Actress Ileana D'Cruz . wikimedia commons
  • Actress Ileana D’Cruz, who suffered depression and Body Dysmorphic Disorder, says at one point in her life she felt suicidal.
  • But once she accepted herself, she started feeling better.

Actress Ileana D’Cruz suffered from Body Dysmorphic Disorder

At the 21st World Congress of Mental Health here on Sunday, Ileana had a tete-a-tete with Organising Chairman Sunil Mittal on her struggle with depression and Body Dysmorphic Disorder. Ileana was also awarded the Woman of Substance Award for her efforts towards raising awareness about mental health, read a statement.

She said: “I was always a very self-conscious person and was picked on for my body type. I used to feel low and sad all the time but didn’t know I was suffering from depression and Body Dysmorphic Disorder till I got help. All I wanted to do was to be accepted by everyone.

“At one point, I even had suicidal thoughts and wanted to end things. However, all of it changed when I accepted myself and what I was going through. I think that is the first step towards fighting depression.”

The “Barfi!” and “Rustom” actress said depression is “real” and people shouldn’t shy away from seeking help.

“It is a chemical imbalance in your brain and needs to be treated. Don’t sit back and think it will get okay but go get help. Like you have a sprain and go get yourself checked if you have depression, seek help,” she said, urging people to be like Winnie the Pooh. “He wore a crop top, ate his favorite food all day and loved himself, you can too.”

Ileana D’Cruz, whose mother was her biggest pillar of strength throughout, also said imperfections are a part of life.

“I am not saying that I had this miraculous recovery, every day is a process, every day is a step towards healing yourself and getting better. You are a human being and are allowed to be imperfect, and you are allowed to be flawed. There is a lot of beauty in your imperfections, in your uniqueness.

“You may look at us actors and think that ‘Oh my God, they are so pretty, so perfect’. But that’s not how it is. It takes two hours to get ready and look like this.

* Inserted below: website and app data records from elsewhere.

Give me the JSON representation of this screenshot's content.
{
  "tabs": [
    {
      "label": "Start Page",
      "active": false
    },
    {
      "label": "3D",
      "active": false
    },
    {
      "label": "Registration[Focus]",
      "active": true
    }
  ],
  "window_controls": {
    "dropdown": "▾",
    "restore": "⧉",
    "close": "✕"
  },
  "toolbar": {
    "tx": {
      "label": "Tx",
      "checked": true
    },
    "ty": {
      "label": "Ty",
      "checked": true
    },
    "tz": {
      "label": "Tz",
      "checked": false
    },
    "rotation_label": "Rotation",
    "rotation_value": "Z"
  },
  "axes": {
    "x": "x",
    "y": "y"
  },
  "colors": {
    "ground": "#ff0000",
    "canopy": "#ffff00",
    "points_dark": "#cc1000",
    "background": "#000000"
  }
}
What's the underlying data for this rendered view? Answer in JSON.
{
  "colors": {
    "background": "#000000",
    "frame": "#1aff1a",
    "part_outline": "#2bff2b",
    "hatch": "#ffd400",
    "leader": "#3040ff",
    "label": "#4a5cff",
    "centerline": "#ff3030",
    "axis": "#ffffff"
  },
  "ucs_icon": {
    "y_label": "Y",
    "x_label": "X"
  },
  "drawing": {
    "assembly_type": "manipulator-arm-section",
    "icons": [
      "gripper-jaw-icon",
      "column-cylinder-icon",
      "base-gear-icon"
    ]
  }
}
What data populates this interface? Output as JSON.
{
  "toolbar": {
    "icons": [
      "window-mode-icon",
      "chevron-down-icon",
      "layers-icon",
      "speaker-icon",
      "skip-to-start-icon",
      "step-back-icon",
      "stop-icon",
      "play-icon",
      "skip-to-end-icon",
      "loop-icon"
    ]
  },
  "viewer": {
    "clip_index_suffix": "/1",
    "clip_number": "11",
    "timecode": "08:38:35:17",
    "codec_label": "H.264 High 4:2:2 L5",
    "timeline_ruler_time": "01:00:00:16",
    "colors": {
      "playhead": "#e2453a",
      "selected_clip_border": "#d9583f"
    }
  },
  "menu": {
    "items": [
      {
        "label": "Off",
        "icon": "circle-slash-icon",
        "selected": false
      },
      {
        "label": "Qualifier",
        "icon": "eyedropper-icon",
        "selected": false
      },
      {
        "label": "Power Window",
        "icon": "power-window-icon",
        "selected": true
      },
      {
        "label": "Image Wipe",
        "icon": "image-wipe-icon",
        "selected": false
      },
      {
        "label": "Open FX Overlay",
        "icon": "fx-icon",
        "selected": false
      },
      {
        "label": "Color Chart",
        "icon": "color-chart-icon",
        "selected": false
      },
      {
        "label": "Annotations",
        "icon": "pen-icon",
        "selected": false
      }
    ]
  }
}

Love yourself for who you are and trust me if you are happy from within, you are the most beautiful person and your smile is your best asset.”

Ileana D’Cruz said she decided to open up about her struggle because “as someone people look up to, even if I can help a handful of people cope, it is worth talking about it”.

The World Congress was organized by the World Federation for Mental Health (WFMH), a global alliance of mental health professionals, national health associations, NGOs, policy experts and other institutions.( IANS)